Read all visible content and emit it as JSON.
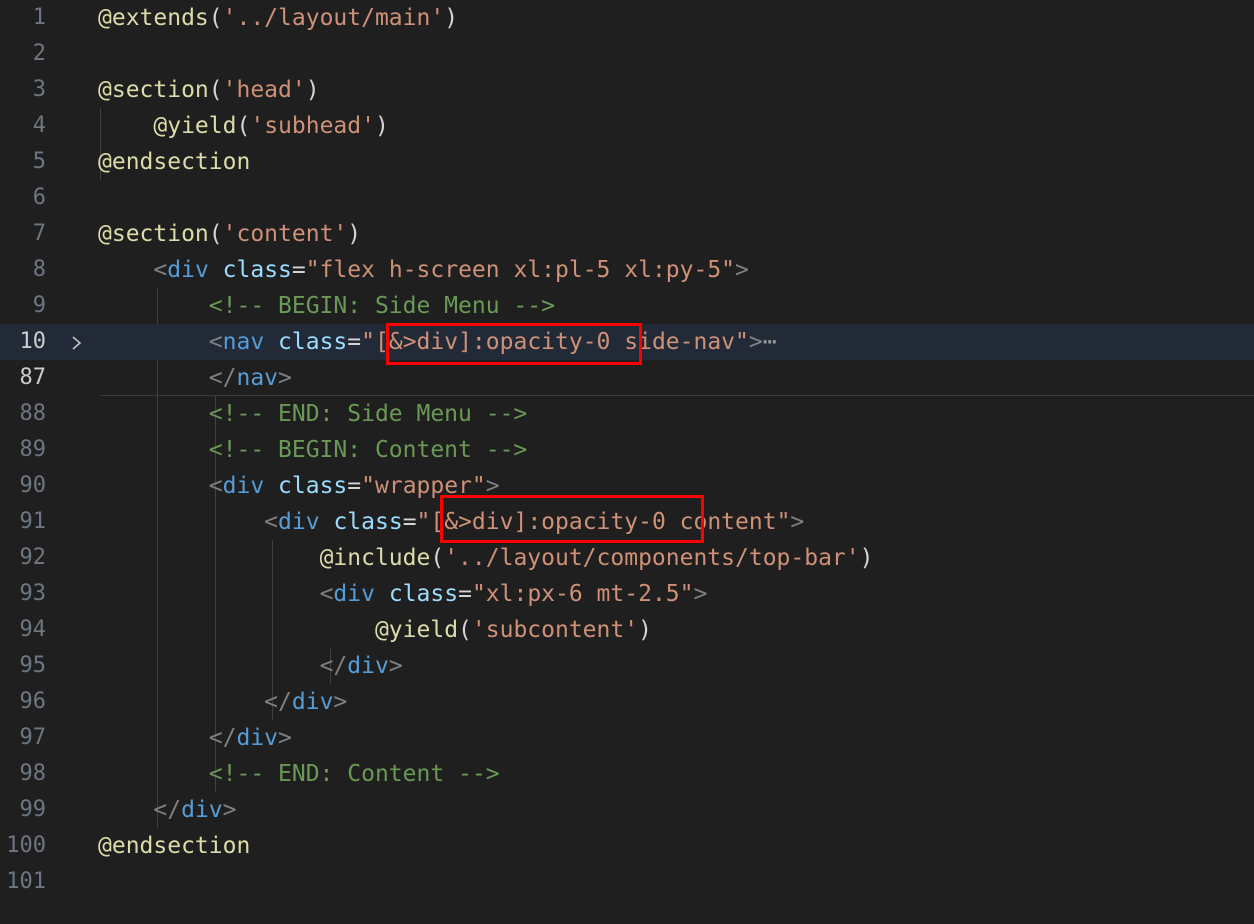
{
  "editor": {
    "language": "blade",
    "lines": [
      {
        "num": "1",
        "tokens": [
          [
            "dir",
            "@extends"
          ],
          [
            "plain",
            "("
          ],
          [
            "str",
            "'../layout/main'"
          ],
          [
            "plain",
            ")"
          ]
        ]
      },
      {
        "num": "2",
        "tokens": []
      },
      {
        "num": "3",
        "tokens": [
          [
            "dir",
            "@section"
          ],
          [
            "plain",
            "("
          ],
          [
            "str",
            "'head'"
          ],
          [
            "plain",
            ")"
          ]
        ]
      },
      {
        "num": "4",
        "tokens": [
          [
            "plain",
            "    "
          ],
          [
            "dir",
            "@yield"
          ],
          [
            "plain",
            "("
          ],
          [
            "str",
            "'subhead'"
          ],
          [
            "plain",
            ")"
          ]
        ]
      },
      {
        "num": "5",
        "tokens": [
          [
            "dir",
            "@endsection"
          ]
        ]
      },
      {
        "num": "6",
        "tokens": []
      },
      {
        "num": "7",
        "tokens": [
          [
            "dir",
            "@section"
          ],
          [
            "plain",
            "("
          ],
          [
            "str",
            "'content'"
          ],
          [
            "plain",
            ")"
          ]
        ]
      },
      {
        "num": "8",
        "tokens": [
          [
            "plain",
            "    "
          ],
          [
            "punc",
            "<"
          ],
          [
            "tag",
            "div"
          ],
          [
            "plain",
            " "
          ],
          [
            "attr",
            "class"
          ],
          [
            "plain",
            "="
          ],
          [
            "str",
            "\"flex h-screen xl:pl-5 xl:py-5\""
          ],
          [
            "punc",
            ">"
          ]
        ]
      },
      {
        "num": "9",
        "tokens": [
          [
            "plain",
            "        "
          ],
          [
            "cmt",
            "<!-- BEGIN: Side Menu -->"
          ]
        ]
      },
      {
        "num": "10",
        "tokens": [
          [
            "plain",
            "        "
          ],
          [
            "punc",
            "<"
          ],
          [
            "tag",
            "nav"
          ],
          [
            "plain",
            " "
          ],
          [
            "attr",
            "class"
          ],
          [
            "plain",
            "="
          ],
          [
            "str",
            "\"[&>div]:opacity-0 side-nav\""
          ],
          [
            "punc",
            ">"
          ],
          [
            "ellipsis",
            "⋯"
          ]
        ]
      },
      {
        "num": "87",
        "tokens": [
          [
            "plain",
            "        "
          ],
          [
            "punc",
            "</"
          ],
          [
            "tag",
            "nav"
          ],
          [
            "punc",
            ">"
          ]
        ]
      },
      {
        "num": "88",
        "tokens": [
          [
            "plain",
            "        "
          ],
          [
            "cmt",
            "<!-- END: Side Menu -->"
          ]
        ]
      },
      {
        "num": "89",
        "tokens": [
          [
            "plain",
            "        "
          ],
          [
            "cmt",
            "<!-- BEGIN: Content -->"
          ]
        ]
      },
      {
        "num": "90",
        "tokens": [
          [
            "plain",
            "        "
          ],
          [
            "punc",
            "<"
          ],
          [
            "tag",
            "div"
          ],
          [
            "plain",
            " "
          ],
          [
            "attr",
            "class"
          ],
          [
            "plain",
            "="
          ],
          [
            "str",
            "\"wrapper\""
          ],
          [
            "punc",
            ">"
          ]
        ]
      },
      {
        "num": "91",
        "tokens": [
          [
            "plain",
            "            "
          ],
          [
            "punc",
            "<"
          ],
          [
            "tag",
            "div"
          ],
          [
            "plain",
            " "
          ],
          [
            "attr",
            "class"
          ],
          [
            "plain",
            "="
          ],
          [
            "str",
            "\"[&>div]:opacity-0 content\""
          ],
          [
            "punc",
            ">"
          ]
        ]
      },
      {
        "num": "92",
        "tokens": [
          [
            "plain",
            "                "
          ],
          [
            "dir",
            "@include"
          ],
          [
            "plain",
            "("
          ],
          [
            "str",
            "'../layout/components/top-bar'"
          ],
          [
            "plain",
            ")"
          ]
        ]
      },
      {
        "num": "93",
        "tokens": [
          [
            "plain",
            "                "
          ],
          [
            "punc",
            "<"
          ],
          [
            "tag",
            "div"
          ],
          [
            "plain",
            " "
          ],
          [
            "attr",
            "class"
          ],
          [
            "plain",
            "="
          ],
          [
            "str",
            "\"xl:px-6 mt-2.5\""
          ],
          [
            "punc",
            ">"
          ]
        ]
      },
      {
        "num": "94",
        "tokens": [
          [
            "plain",
            "                    "
          ],
          [
            "dir",
            "@yield"
          ],
          [
            "plain",
            "("
          ],
          [
            "str",
            "'subcontent'"
          ],
          [
            "plain",
            ")"
          ]
        ]
      },
      {
        "num": "95",
        "tokens": [
          [
            "plain",
            "                "
          ],
          [
            "punc",
            "</"
          ],
          [
            "tag",
            "div"
          ],
          [
            "punc",
            ">"
          ]
        ]
      },
      {
        "num": "96",
        "tokens": [
          [
            "plain",
            "            "
          ],
          [
            "punc",
            "</"
          ],
          [
            "tag",
            "div"
          ],
          [
            "punc",
            ">"
          ]
        ]
      },
      {
        "num": "97",
        "tokens": [
          [
            "plain",
            "        "
          ],
          [
            "punc",
            "</"
          ],
          [
            "tag",
            "div"
          ],
          [
            "punc",
            ">"
          ]
        ]
      },
      {
        "num": "98",
        "tokens": [
          [
            "plain",
            "        "
          ],
          [
            "cmt",
            "<!-- END: Content -->"
          ]
        ]
      },
      {
        "num": "99",
        "tokens": [
          [
            "plain",
            "    "
          ],
          [
            "punc",
            "</"
          ],
          [
            "tag",
            "div"
          ],
          [
            "punc",
            ">"
          ]
        ]
      },
      {
        "num": "100",
        "tokens": [
          [
            "dir",
            "@endsection"
          ]
        ]
      },
      {
        "num": "101",
        "tokens": []
      }
    ],
    "current_line": "10",
    "cursor_line": "87",
    "folded_line": "10",
    "fold_icon": "chevron-right-icon",
    "highlight_color": "#ff0000"
  }
}
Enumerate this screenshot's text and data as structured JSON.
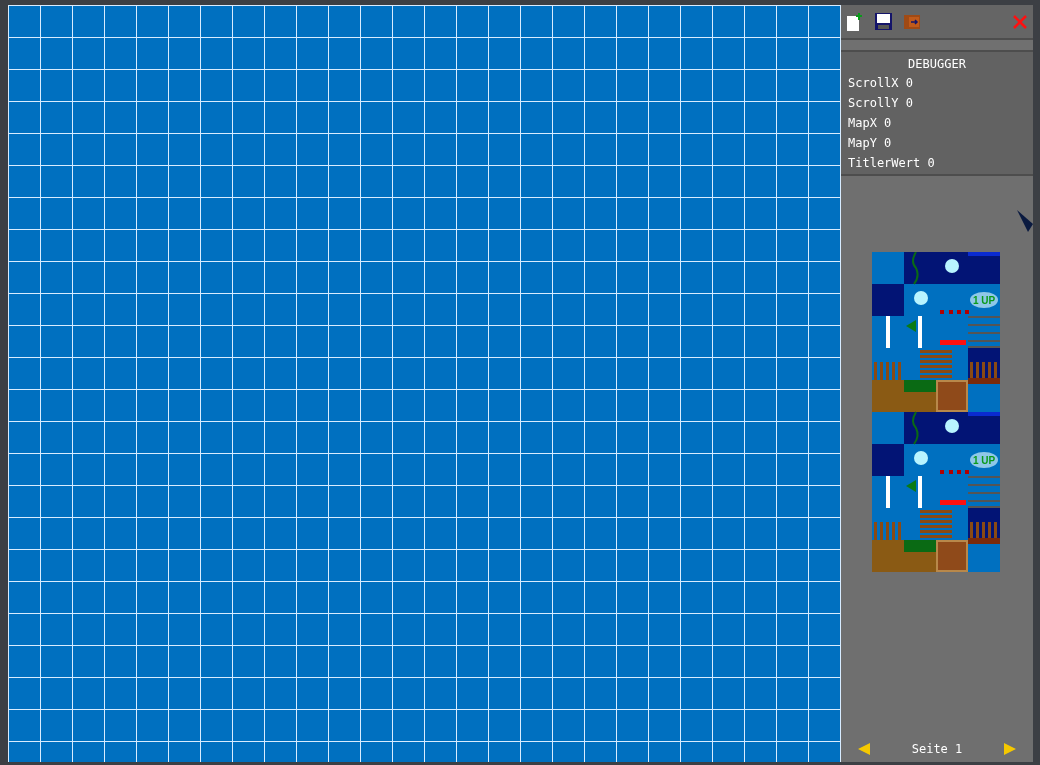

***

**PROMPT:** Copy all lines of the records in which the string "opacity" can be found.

**REPLY TO THE EXERCISE:**
            "\"[&>div]:opacity-0 side-nav\""
            "\"[&>div]:opacity-0 content\""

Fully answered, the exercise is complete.